By Katherine Sorenson ’16
Brendan Baylor, a visiting art instructor at Northland College, has created a visceral woodcut print depicting the history of clearcutting in northern Wisconsin.
The opening reception for his exhibition, Tracing Power: The Ecology and Economy of Place, will be held Friday, October 16 from 5-7 p.m. in the Northland College Dexter Library and will be on display until November 6. He will give a public lecture Thursday, Nov. 5 at 6 p.m. in the Northland College Dexter Library, room 013.
When Baylor moved to Wisconsin last year, he was immediately confronted with the utter lack of old-growth trees in this region, vastly contrasting his experience growing up among the behemoth foliage of the Pacific Northwest.
Baylor began poring over historical photographs, treaty documents, and economic records, uncovering the bleak history of clearcutting that denotes a devastating narration of ecological violence across the region, he said.
Baylor seeks to encourage an “emotional engagement” in the viewer to trigger a “rational understanding” of the way forests were managed and mismanaged in the inception of this area.
Baylor’s inspiration stems from a tiny black-and-white photograph in a historical textbook that he painstakingly translated to wood, and then onto paper. He transferred the original image onto thirty-two panels, each measuring one by one foot, to create a woodcut print grid of four by eight panels. The main thing that slowed his work, was human limitation: he could only physically cut about one block a day without risking hand cramps and exhaustion.
Intending to create a massive image from a small one, Baylor’s process required him to scar the wood blocks, utilizing a vibrating Dremel tool to create negative space and convey the image clearly.
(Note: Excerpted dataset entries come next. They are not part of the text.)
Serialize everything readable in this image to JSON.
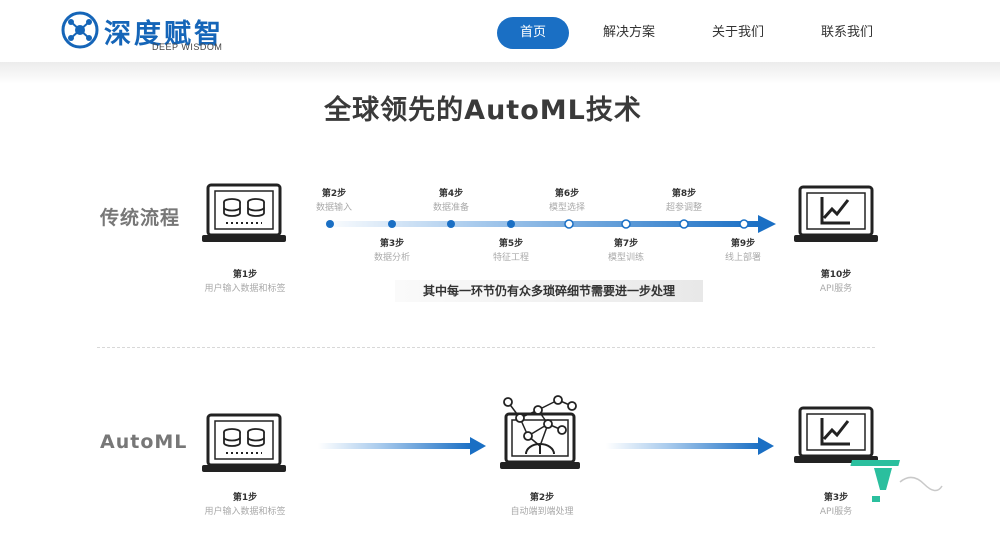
{
  "header": {
    "logo_text": "深度赋智",
    "logo_sub": "DEEP WISDOM",
    "nav": [
      {
        "label": "首页",
        "active": true
      },
      {
        "label": "解决方案",
        "active": false
      },
      {
        "label": "关于我们",
        "active": false
      },
      {
        "label": "联系我们",
        "active": false
      }
    ]
  },
  "main": {
    "title": "全球领先的AutoML技术",
    "traditional": {
      "label": "传统流程",
      "start": {
        "step": "第1步",
        "desc": "用户输入数据和标签"
      },
      "top_steps": [
        {
          "step": "第2步",
          "desc": "数据输入"
        },
        {
          "step": "第4步",
          "desc": "数据准备"
        },
        {
          "step": "第6步",
          "desc": "模型选择"
        },
        {
          "step": "第8步",
          "desc": "超参调整"
        }
      ],
      "bottom_steps": [
        {
          "step": "第3步",
          "desc": "数据分析"
        },
        {
          "step": "第5步",
          "desc": "特征工程"
        },
        {
          "step": "第7步",
          "desc": "模型训练"
        },
        {
          "step": "第9步",
          "desc": "线上部署"
        }
      ],
      "end": {
        "step": "第10步",
        "desc": "API服务"
      },
      "note": "其中每一环节仍有众多琐碎细节需要进一步处理"
    },
    "automl": {
      "label": "AutoML",
      "steps": [
        {
          "step": "第1步",
          "desc": "用户输入数据和标签"
        },
        {
          "step": "第2步",
          "desc": "自动端到端处理"
        },
        {
          "step": "第3步",
          "desc": "API服务"
        }
      ]
    }
  },
  "colors": {
    "brand": "#1565b8",
    "nav_active": "#1a6fc4",
    "arrow": "#1a6fc4",
    "watermark": "#2bbf9e"
  },
  "icons": {
    "logo": "brain-network-icon",
    "data_laptop": "laptop-database-icon",
    "api_laptop": "laptop-chart-icon",
    "automl_laptop": "laptop-network-icon"
  }
}
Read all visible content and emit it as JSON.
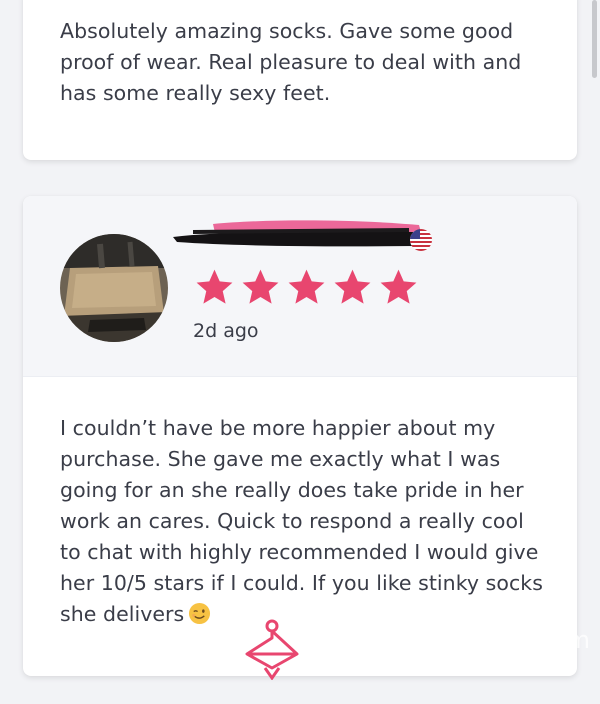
{
  "reviews": [
    {
      "text": "Absolutely amazing socks. Gave some good proof of wear. Real pleasure to deal with and has some really sexy feet."
    },
    {
      "rating": 5,
      "max_rating": 5,
      "time": "2d ago",
      "text": "I couldn’t have be more happier about my purchase. She gave me exactly what I was going for an she really does take pride in her work an cares. Quick to respond a really cool to chat with highly recommended I would give her 10/5 stars if I could. If you like stinky socks she delivers",
      "emoji": "wink-emoji-icon",
      "country_flag": "us-flag-icon"
    }
  ],
  "watermark": {
    "icon": "hanger-logo-icon",
    "text": ".com"
  },
  "colors": {
    "star": "#e8466f",
    "text": "#3a3d48",
    "header_bg": "#f5f6f9",
    "redaction": "#e94f88"
  }
}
The arduous process of cutting created an artistic metaphor for Brendan, comparing the meticulous ruthlessness of the historical clearcut to the rigid depiction of the image he carved onto each panel.
Baylor spent roughly 150 hours doing the actual carving, and countless more tweaking the design and adding an overlay of text from the 1842 Treaty of LaPointe. Explaining the significance of this treaty, Brendan describes how this document “provided legal basis for extractive industries to clearcut the region,” acting as an effective tool of colonialism.
Collaboration also provided scientific accuracy and understanding to the piece as a whole. Baylor worked with Sarah Johnson, assistant professor of natural resources and biology, to understand the current ecological state of forests in this region. Johnson participated in a 2007 UW-Madison re-survey of plant biodiversity in Wisconsin, closely mirroring a plant survey performed in the post-cutover by John Curtis, the author of The Vegetation of Wisconsin.
The re-survey results suggested that the forests of this area are not bouncing back as plentifully as locals would like to assume. Analyzing data such as landform features, vegetative composition and environmental traits, Johnson’s team studied how past logging, changes in land use, and other economic activity affected species’ persistence and extinctions over time.
Baylor utilized this study to recognize how a loss of biodiversity due to clearcutting resulted in the conditions we see today.
As a visiting professor, Baylor has an outsider’s view into historical strategies for management and stewardship, coalescing them into a physical experience for the viewer. His use of graphic imagery to create an interface of artistic and historic provides a lens with which to understand this region and, in his own words, “What is our place in this living community?”
Sponsored by the A.D. & Mary Anderson Hulings Distinguished Chair in the Humanities, this exhibit is free and open to the public.